## Data shown
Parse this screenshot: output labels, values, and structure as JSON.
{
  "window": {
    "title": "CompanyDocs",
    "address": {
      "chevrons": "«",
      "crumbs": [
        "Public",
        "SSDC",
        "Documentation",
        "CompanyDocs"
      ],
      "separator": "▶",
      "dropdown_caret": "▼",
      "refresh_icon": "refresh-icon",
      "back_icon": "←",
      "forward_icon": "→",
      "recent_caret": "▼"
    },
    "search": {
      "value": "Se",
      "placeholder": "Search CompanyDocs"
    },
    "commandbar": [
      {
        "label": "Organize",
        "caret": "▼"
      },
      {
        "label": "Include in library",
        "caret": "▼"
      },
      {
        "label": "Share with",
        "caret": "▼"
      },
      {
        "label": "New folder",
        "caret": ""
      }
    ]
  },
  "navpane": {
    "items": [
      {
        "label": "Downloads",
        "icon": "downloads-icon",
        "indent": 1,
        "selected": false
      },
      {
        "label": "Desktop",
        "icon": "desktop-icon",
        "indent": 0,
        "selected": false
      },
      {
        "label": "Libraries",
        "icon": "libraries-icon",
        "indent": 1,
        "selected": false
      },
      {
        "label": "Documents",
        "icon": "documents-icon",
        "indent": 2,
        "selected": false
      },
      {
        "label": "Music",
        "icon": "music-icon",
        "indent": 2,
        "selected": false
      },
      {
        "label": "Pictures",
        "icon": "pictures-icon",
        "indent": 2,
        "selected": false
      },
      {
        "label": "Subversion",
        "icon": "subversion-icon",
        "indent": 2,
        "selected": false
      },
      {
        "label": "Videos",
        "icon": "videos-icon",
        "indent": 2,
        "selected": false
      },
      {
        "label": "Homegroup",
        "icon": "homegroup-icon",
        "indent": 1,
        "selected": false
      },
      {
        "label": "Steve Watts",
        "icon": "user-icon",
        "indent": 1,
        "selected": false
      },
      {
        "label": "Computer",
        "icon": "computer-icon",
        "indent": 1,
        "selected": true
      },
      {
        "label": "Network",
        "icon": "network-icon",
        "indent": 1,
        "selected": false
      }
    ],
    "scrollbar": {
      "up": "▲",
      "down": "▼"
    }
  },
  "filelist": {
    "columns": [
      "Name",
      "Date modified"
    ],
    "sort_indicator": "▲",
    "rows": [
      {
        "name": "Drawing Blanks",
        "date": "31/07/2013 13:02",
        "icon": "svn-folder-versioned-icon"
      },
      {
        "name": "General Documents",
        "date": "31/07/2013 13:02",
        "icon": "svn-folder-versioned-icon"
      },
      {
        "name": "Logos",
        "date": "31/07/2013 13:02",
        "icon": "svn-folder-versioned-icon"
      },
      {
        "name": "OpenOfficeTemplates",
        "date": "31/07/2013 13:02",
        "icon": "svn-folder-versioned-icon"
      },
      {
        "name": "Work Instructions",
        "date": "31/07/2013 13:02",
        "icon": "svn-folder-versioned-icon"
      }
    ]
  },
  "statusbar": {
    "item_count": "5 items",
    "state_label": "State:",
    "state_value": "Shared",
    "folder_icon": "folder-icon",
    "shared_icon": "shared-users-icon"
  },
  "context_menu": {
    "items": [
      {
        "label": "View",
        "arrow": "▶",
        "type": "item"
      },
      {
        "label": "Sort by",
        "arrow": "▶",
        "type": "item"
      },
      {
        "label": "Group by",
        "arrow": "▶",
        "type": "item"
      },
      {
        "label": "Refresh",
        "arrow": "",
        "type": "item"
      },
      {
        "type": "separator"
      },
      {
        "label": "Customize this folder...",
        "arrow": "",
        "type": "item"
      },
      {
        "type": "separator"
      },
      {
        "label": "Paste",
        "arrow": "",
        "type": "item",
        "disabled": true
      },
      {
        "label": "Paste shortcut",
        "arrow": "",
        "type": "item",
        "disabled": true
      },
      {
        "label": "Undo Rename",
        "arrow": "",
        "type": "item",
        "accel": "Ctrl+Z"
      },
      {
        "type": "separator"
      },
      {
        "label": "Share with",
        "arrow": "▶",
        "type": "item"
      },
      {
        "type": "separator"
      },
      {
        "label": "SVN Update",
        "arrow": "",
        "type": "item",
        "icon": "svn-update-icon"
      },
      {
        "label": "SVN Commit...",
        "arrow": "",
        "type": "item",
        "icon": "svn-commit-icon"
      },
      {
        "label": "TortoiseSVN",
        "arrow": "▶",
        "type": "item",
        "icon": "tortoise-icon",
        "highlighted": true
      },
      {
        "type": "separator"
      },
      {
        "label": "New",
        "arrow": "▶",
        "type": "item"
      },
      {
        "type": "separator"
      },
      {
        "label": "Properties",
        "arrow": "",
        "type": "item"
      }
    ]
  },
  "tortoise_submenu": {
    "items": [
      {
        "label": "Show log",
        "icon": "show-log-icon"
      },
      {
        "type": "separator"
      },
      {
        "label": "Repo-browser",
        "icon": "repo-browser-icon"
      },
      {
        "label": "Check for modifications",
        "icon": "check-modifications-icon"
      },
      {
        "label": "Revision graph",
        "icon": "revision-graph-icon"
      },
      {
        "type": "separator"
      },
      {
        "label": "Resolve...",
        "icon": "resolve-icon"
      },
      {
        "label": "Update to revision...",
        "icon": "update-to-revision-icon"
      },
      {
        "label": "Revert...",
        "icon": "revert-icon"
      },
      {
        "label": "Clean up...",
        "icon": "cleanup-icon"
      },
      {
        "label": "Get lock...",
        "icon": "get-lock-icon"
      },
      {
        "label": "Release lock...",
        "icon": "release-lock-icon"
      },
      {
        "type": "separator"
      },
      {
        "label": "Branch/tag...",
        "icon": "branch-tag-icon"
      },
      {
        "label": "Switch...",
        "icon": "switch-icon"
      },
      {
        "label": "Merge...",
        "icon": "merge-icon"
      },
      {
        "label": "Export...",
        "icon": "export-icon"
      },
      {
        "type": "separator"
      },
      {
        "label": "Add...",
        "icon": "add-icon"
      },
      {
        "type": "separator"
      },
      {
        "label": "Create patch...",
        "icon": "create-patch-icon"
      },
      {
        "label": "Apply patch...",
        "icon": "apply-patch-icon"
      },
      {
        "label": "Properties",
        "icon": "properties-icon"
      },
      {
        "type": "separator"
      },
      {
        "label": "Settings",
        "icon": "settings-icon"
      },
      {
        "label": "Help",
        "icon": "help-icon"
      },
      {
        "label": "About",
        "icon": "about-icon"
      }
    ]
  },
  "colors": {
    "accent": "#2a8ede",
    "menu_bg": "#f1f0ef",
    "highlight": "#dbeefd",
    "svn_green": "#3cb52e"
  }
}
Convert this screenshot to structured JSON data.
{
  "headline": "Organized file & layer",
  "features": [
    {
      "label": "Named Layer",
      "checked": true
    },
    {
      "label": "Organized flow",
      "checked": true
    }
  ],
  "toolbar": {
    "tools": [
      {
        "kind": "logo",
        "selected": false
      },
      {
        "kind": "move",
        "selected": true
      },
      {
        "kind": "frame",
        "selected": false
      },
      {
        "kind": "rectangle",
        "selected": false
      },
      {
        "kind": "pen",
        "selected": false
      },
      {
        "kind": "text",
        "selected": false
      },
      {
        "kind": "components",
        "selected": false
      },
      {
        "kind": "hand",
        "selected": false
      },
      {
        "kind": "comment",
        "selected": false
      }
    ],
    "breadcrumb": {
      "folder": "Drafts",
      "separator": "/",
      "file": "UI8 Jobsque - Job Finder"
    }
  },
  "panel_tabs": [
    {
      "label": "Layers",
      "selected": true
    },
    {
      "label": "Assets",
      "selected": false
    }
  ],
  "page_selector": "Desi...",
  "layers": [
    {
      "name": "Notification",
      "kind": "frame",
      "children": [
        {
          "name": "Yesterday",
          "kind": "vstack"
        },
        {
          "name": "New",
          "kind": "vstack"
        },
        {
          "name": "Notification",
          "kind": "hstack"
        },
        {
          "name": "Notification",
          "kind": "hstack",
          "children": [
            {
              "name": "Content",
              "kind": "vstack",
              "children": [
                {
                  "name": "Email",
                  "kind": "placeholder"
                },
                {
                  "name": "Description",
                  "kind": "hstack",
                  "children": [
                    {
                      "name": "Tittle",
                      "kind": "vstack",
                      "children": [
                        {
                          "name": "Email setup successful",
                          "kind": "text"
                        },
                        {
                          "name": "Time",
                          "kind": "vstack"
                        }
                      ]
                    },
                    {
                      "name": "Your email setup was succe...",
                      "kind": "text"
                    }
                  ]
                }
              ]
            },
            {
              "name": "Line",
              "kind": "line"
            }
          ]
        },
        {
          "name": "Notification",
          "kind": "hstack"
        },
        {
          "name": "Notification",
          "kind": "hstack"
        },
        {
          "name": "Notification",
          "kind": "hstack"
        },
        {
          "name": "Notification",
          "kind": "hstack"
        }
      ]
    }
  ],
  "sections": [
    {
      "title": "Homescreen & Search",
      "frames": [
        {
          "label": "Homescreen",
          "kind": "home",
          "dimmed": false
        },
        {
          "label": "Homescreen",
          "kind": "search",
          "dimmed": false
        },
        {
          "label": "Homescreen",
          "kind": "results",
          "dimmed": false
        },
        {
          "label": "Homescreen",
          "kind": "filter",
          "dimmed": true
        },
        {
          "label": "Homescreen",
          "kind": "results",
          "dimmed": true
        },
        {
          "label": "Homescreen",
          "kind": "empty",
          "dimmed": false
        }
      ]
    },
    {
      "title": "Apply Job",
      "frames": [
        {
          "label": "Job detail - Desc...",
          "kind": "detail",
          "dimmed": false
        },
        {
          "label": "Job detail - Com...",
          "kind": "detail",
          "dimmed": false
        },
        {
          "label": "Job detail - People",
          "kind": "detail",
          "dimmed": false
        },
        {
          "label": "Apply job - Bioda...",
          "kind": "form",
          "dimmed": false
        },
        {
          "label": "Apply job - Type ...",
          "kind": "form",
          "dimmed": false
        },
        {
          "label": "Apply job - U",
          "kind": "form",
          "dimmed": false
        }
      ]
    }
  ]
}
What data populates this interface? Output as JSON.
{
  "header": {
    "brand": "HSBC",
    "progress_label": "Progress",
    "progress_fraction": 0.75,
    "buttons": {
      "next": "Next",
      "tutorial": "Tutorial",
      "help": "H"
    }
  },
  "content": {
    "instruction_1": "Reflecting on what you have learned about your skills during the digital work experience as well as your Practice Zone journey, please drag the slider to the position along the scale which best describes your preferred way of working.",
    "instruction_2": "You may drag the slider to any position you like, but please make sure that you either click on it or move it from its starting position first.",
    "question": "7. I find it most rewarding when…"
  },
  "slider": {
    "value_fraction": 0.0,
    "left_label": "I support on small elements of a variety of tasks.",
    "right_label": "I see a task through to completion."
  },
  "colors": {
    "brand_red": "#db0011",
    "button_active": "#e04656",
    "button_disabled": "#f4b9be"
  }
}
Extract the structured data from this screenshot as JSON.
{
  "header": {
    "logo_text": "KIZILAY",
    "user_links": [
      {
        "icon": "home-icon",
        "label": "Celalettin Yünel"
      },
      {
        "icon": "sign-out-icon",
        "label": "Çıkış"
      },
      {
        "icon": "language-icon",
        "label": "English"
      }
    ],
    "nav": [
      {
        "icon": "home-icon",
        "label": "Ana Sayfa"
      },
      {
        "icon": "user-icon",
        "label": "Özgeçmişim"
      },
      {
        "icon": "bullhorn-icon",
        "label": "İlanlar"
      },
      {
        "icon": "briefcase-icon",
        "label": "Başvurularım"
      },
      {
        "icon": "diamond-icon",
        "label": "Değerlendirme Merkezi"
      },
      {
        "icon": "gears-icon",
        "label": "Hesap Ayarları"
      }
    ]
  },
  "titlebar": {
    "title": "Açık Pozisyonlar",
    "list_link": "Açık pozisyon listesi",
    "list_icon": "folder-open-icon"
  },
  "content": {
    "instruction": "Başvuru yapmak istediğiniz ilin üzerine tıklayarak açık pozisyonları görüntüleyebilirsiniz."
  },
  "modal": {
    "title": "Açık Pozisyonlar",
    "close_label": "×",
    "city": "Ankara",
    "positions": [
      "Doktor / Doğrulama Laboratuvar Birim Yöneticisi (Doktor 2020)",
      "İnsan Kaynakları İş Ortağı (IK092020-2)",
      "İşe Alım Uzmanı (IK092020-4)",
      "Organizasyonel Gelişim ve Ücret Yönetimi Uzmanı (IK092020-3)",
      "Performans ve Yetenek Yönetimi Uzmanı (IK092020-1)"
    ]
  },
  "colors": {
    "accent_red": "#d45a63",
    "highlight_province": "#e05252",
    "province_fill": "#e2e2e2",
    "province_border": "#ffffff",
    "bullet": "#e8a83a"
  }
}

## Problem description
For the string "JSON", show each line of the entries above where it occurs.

## Written response
Parse this screenshot: output labels, values, and structure as JSON.
Convert this screenshot to structured JSON data.
What data populates this interface? Output as JSON.
Extract the structured data from this screenshot as JSON.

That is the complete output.